Berry Genomics, a Chinese prenatal genetic testing and diagnostics company backed by Qiming Venture Partners and Legend Capital, is moving ahead toward an A-share listing via a reverse merger with Shenzhen-listed Chengdu Tianxing Instrument & Meter.
Trading of the Chinese auto parts maker’s shares was temporarily halted yesterday and today after reaching the upper limit of the stocks’ daily movement range, as investors piled in with buy orders.
Tianxing’s stocks were suspended from trading for nearly six months pending major restructuring transactions. Trading was resumed yesterday.
The company responded to questions from the Chinese securities regulator during the weekend regarding the reserve merger and provided more details of the transaction earlier this month, paving the way for the final steps of the deal to complete.
According to new disclosure filings, Chengdu-based Tianxing plans to acquire 100% of Berry Genomics through an asset exchange via issuing new shares to Berry Genomics, at a valuation of RMB4.3 billion (US$619 million).
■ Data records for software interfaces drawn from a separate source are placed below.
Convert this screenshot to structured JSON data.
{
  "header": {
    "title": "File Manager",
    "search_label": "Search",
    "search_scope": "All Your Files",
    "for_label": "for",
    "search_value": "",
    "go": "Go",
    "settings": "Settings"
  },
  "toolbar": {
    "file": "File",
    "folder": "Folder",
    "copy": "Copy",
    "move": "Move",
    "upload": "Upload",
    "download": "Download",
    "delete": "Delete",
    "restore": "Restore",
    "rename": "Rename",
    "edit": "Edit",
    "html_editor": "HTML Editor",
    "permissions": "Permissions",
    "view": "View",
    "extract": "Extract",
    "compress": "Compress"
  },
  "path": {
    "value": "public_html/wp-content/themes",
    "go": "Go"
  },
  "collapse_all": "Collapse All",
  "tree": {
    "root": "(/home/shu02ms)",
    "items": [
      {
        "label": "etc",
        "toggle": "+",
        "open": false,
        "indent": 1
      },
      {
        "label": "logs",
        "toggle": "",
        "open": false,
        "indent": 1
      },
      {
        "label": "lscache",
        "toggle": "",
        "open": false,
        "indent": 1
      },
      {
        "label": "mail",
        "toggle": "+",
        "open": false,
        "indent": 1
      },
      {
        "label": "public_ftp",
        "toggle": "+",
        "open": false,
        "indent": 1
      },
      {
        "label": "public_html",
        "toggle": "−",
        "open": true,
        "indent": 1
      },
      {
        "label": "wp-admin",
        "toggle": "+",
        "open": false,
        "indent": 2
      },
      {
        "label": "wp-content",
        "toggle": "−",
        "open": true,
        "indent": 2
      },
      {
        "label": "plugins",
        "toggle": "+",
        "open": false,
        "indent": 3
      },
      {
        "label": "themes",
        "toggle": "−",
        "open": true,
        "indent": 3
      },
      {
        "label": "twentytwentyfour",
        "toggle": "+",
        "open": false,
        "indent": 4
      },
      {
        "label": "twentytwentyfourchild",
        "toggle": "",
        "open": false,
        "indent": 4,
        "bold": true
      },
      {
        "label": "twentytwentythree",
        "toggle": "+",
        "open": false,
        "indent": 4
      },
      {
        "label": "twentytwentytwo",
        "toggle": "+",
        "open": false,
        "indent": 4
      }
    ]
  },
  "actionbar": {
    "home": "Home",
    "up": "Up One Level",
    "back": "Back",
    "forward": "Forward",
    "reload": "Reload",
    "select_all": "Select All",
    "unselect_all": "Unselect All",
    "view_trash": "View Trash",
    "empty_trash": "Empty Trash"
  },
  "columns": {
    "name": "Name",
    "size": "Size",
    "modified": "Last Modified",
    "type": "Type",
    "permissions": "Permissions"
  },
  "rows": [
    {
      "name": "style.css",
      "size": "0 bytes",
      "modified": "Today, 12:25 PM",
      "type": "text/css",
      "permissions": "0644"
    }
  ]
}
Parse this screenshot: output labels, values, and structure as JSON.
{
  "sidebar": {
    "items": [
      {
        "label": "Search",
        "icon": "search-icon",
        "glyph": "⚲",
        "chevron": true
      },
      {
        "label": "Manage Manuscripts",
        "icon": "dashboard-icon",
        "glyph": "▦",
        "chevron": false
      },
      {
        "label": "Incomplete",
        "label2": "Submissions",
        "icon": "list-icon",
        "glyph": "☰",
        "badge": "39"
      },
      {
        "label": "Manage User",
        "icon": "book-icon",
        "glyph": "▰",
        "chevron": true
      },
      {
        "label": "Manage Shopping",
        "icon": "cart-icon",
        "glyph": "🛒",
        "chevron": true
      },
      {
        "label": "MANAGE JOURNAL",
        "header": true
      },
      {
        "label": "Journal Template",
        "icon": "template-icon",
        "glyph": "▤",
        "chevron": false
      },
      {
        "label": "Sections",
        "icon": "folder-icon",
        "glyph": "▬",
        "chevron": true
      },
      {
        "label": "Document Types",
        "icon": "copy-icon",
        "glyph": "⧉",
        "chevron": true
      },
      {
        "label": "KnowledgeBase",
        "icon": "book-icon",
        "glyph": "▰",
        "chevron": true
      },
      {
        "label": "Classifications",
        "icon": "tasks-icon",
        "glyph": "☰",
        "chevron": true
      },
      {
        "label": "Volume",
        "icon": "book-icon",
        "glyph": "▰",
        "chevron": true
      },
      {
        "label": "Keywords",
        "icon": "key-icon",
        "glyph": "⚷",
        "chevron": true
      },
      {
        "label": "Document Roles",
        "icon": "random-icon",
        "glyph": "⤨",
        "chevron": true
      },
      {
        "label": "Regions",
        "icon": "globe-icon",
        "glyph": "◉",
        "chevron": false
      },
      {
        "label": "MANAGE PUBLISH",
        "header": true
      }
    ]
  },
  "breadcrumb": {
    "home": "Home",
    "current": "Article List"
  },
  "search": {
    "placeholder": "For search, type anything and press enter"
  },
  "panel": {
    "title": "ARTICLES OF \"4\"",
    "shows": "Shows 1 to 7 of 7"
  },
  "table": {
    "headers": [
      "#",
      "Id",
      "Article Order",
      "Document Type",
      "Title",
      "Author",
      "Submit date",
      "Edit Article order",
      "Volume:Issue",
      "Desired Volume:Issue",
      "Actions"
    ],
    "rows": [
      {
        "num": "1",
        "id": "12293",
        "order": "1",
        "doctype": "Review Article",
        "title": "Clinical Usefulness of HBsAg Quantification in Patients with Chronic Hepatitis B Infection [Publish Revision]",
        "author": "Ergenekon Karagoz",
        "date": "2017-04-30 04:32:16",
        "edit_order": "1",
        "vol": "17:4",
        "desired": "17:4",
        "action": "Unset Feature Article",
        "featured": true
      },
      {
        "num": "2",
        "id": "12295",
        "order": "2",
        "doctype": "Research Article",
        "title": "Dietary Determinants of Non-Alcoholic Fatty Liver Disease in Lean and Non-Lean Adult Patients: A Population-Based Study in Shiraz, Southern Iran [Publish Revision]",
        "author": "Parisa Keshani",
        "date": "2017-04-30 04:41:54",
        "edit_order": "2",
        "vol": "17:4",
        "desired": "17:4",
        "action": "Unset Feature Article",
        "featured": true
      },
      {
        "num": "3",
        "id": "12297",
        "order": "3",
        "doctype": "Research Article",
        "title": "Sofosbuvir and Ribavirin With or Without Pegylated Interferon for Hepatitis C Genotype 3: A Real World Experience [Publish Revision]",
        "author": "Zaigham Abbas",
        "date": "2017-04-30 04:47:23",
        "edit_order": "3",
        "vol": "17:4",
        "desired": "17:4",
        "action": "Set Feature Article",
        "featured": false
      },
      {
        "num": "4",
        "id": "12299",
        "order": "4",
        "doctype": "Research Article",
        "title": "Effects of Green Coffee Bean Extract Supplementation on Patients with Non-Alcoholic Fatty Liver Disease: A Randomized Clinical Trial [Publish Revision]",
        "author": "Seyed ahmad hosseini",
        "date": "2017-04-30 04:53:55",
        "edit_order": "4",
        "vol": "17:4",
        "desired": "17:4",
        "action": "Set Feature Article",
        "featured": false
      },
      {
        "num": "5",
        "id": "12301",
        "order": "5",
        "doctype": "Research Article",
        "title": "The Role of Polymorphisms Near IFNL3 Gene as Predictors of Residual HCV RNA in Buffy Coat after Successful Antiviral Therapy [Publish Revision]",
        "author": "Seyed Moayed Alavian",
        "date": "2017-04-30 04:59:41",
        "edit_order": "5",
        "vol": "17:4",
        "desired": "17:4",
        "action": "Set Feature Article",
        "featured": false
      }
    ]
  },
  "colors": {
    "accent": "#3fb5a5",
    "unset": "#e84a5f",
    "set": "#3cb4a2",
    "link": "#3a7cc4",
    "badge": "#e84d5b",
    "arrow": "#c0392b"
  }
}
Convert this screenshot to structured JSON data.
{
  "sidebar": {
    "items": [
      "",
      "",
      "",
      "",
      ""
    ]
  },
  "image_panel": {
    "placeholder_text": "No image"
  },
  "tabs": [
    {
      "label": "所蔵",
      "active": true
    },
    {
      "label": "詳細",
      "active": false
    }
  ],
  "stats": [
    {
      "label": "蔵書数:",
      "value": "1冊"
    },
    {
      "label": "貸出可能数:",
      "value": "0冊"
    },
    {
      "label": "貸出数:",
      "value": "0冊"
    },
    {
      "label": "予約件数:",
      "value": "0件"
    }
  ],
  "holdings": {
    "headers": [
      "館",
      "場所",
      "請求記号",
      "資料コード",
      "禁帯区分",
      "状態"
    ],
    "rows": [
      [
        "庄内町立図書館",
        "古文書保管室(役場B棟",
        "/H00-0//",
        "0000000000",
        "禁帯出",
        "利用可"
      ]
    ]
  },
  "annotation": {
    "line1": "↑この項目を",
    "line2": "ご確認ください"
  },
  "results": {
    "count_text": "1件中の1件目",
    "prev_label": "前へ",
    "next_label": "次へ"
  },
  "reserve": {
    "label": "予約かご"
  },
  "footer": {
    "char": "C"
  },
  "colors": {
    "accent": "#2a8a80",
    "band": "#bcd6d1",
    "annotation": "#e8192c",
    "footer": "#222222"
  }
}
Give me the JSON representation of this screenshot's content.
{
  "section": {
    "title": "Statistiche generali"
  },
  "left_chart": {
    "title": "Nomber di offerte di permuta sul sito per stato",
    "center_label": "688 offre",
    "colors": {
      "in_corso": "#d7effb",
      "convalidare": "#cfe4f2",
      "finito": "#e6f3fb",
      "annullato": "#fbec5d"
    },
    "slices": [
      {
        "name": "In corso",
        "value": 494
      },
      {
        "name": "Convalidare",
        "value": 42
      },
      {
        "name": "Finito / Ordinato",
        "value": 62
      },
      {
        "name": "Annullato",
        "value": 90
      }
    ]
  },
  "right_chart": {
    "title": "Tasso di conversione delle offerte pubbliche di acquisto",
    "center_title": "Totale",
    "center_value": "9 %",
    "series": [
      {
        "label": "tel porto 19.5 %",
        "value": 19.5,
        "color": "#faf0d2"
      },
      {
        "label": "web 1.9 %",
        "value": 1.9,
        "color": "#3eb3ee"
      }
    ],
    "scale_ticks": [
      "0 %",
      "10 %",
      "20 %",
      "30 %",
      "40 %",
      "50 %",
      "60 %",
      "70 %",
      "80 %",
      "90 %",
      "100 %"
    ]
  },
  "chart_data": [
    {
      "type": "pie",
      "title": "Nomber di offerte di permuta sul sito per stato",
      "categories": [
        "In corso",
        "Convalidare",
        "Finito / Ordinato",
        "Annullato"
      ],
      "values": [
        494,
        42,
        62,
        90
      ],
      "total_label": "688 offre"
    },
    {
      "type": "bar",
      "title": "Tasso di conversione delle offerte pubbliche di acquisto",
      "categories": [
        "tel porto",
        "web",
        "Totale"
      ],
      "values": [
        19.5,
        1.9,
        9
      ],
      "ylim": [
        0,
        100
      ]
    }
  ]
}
Berry Genomics recorded a net asset book value attributable to parent of RMB953 million as of June 30, 2016.
The company recorded net profit attributable to parent after deducting non-recurring gains and losses of RMB35.2 million, RMB36 million and RMB36.9 million from 2013 to 2015, respectively. The number for the first half of 2016 jumped to RMB50.7 million.
It has promised to reach net profit of RMB228 million, RMB309 million and RMB405 million from 2017 to 2019, under a valuation adjustment mechanism, according to the filing.
Founded in 2010, Berry Genomics started with noninvasive prenatal DNA screening, and expanded to DNA sequencing and other forms of genetic testing for disease screening and diagnosis.
It received an undisclosed series A round from Legend Capital in 2011. In 2013, the company received a series B round from Legend Capital, Qiming and Boyu Capital, a private equity firm founded by Alvin Jiang, the grandson of former Chinese president Jiang Zemin.
The founding team of Berry Genomics have all previously worked at BGI, once known as Beijing Genomics Institute, one of the earliest and biggest DNA testing firms in China.
BGI applied to list on a domestic stock exchange last year, and has been in the IPO queue for nearly one year. There are currently around 800 companies lining up to list in China, with an average waiting time of two to three years.
Berry Genomics, a smaller competitor to BGI, looks set to access the capital markets earlier than its older and bigger rival.
At the same time, Berry Genomics and BGI are facing competition from an increasing number of genetic testing and diagnostic companies in China, including Daan Gene, Amoy Dx and Dian Diagnostics.